Slowly but surely, non-software vendors have been waking up to realize that Silicon Valley, specifically, software vendors, are out to eat their lunch. In 2011, Marc Andreessen stated that software is eating the world, in 2015, Geoffrey Immelt said that GE is in the information business, and now in 2020, Volkswagen declared itself to be(come) a software-driven automobile vendor. However, this is more easily said than done, and the path to taking charge of your software future is fraught with possibly serious mistakes. One such mistake is to create your own internal software organisation. A better choice is to leave developers close to the products, but set-up an inner source program to connect them across the organization. Let me revisit this topic.
The most common reaction of large vendors to the rise of the significance of software in their products is to create an internal software organization that develops the software as an in-house service for the established product lines. An existing or new software executive will run this software organization, and existing product units will transfer most or all of their software engineers to the new organization. Existing managers are often happy to let their software engineers go, after all they never really understood software well. The software exec is also happy, because a large the headcount feels good. Even the software engineers are often happy, because they get to be more with their own and the standing of their work clearly improved.
As I previously explained, to a manager the creation of such a software organization feels intuitively right. Based on many years of studying software product line organizations, I can also say that it is a poor decision. Moving software engineers from product organizations into a separate platform organization that feeds the products creates many problems. According to our research, the top three problems are:
- Never enough people to get work done in time. A product organization can more easily acquire new people than the software organization, because it can more convincingly show how these new people will lead to new revenue. This leads to a natural and persistent imbalance in manpower, leaving the software organization always understaffed for the needs of the product organizations.
- Won’t get requirements right fast enough. To understand a product’s requirements, you need to be close to its market. A software organization, separate from the product organizations, is not close enough. We have found over and over again that the so-called domain engineering process in which the platform determines the requirements to support the products, is not fast enough. It takes too many iterations to get it right.
- Won’t get requirements prioritized right. The software organization serves too many masters (or none). Each product organization has its own requirements. We have found that in the fight for prioritizing these requirements, either one strong product organization wins (at the expense of the others) or all product organizations get disillusioned and the software organization gets to prioritize the features (at the expense of everyone but the software organization).
Our work shows that rather than setting-up a new software organization, the existing product organizations should learn to work with each other in the development of a shared reusable components that supports all products. For this, no large new organization is needed, but rather software engineers stay in their current product organization, close to their markets and negotiate open-source-style how to collaboratively develop the shared software they need. This form of collaboration is called inner source.

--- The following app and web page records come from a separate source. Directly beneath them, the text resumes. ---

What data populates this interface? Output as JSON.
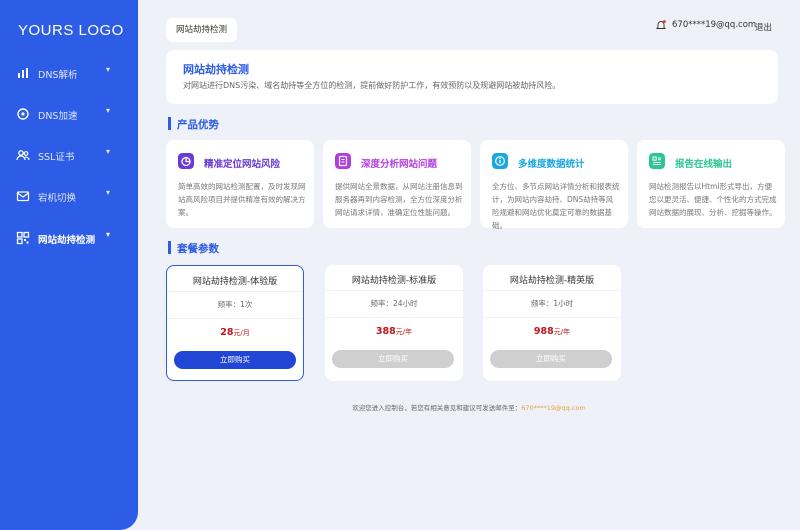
{
  "sidebar": {
    "logo": "YOURS LOGO",
    "items": [
      {
        "label": "DNS解析",
        "icon": "bar-chart-icon"
      },
      {
        "label": "DNS加速",
        "icon": "gauge-icon"
      },
      {
        "label": "SSL证书",
        "icon": "users-icon"
      },
      {
        "label": "宕机切换",
        "icon": "mail-icon"
      },
      {
        "label": "网站劫持检测",
        "icon": "qrcode-icon",
        "active": true
      }
    ]
  },
  "header": {
    "tab": "网站劫持检测",
    "user": "670****19@qq.com",
    "logout": "退出"
  },
  "intro": {
    "title": "网站劫持检测",
    "desc": "对网站进行DNS污染、域名劫持等全方位的检测，提前做好防护工作，有效预防以及规避网站被劫持风险。"
  },
  "features_title": "产品优势",
  "features": [
    {
      "title": "精准定位网站风险",
      "desc": "简单高效的网站检测配置，及时发现网站高风险项目并提供精准有效的解决方案。",
      "color": "#6a3bd6",
      "icon": "pie-chart-icon"
    },
    {
      "title": "深度分析网站问题",
      "desc": "提供网站全景数据，从网站注册信息到服务器再到内容检测，全方位深度分析网站请求详情，准确定位性能问题。",
      "color": "#b33ee0",
      "icon": "document-icon"
    },
    {
      "title": "多维度数据统计",
      "desc": "全方位、多节点网站详情分析和报表统计，为网站内容劫持、DNS劫持等风险规避和网站优化奠定可靠的数据基础。",
      "color": "#1aa8e0",
      "icon": "info-icon"
    },
    {
      "title": "报告在线输出",
      "desc": "网站检测报告以Html形式导出，方便您以更灵活、便捷、个性化的方式完成网站数据的展现、分析、挖掘等操作。",
      "color": "#2cc78f",
      "icon": "report-icon"
    }
  ],
  "plans_title": "套餐参数",
  "plans": [
    {
      "name": "网站劫持检测-体验版",
      "freq": "频率：1次",
      "price": "28",
      "unit": "元/月",
      "button": "立即购买",
      "active": true
    },
    {
      "name": "网站劫持检测-标准版",
      "freq": "频率：24小时",
      "price": "388",
      "unit": "元/年",
      "button": "立即购买",
      "active": false
    },
    {
      "name": "网站劫持检测-精英版",
      "freq": "频率：1小时",
      "price": "988",
      "unit": "元/年",
      "button": "立即购买",
      "active": false
    }
  ],
  "footer": {
    "text": "欢迎您进入控制台，若您有相关意见和建议可发送邮件至：",
    "email": "670****19@qq.com"
  },
  "colors": {
    "primary": "#2d5ce6",
    "price": "#c0151b",
    "background": "#eef1f7"
  }
}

I leave the details of how to do this to my inner source stream of blog posts.
Such collaboration is inevitable. Even if a large vendor has a central software organization, the product organizations will quickly wise up and start (re)hiring software engineers to ensure their products get to market fast enough and with right features. If they survive, that is.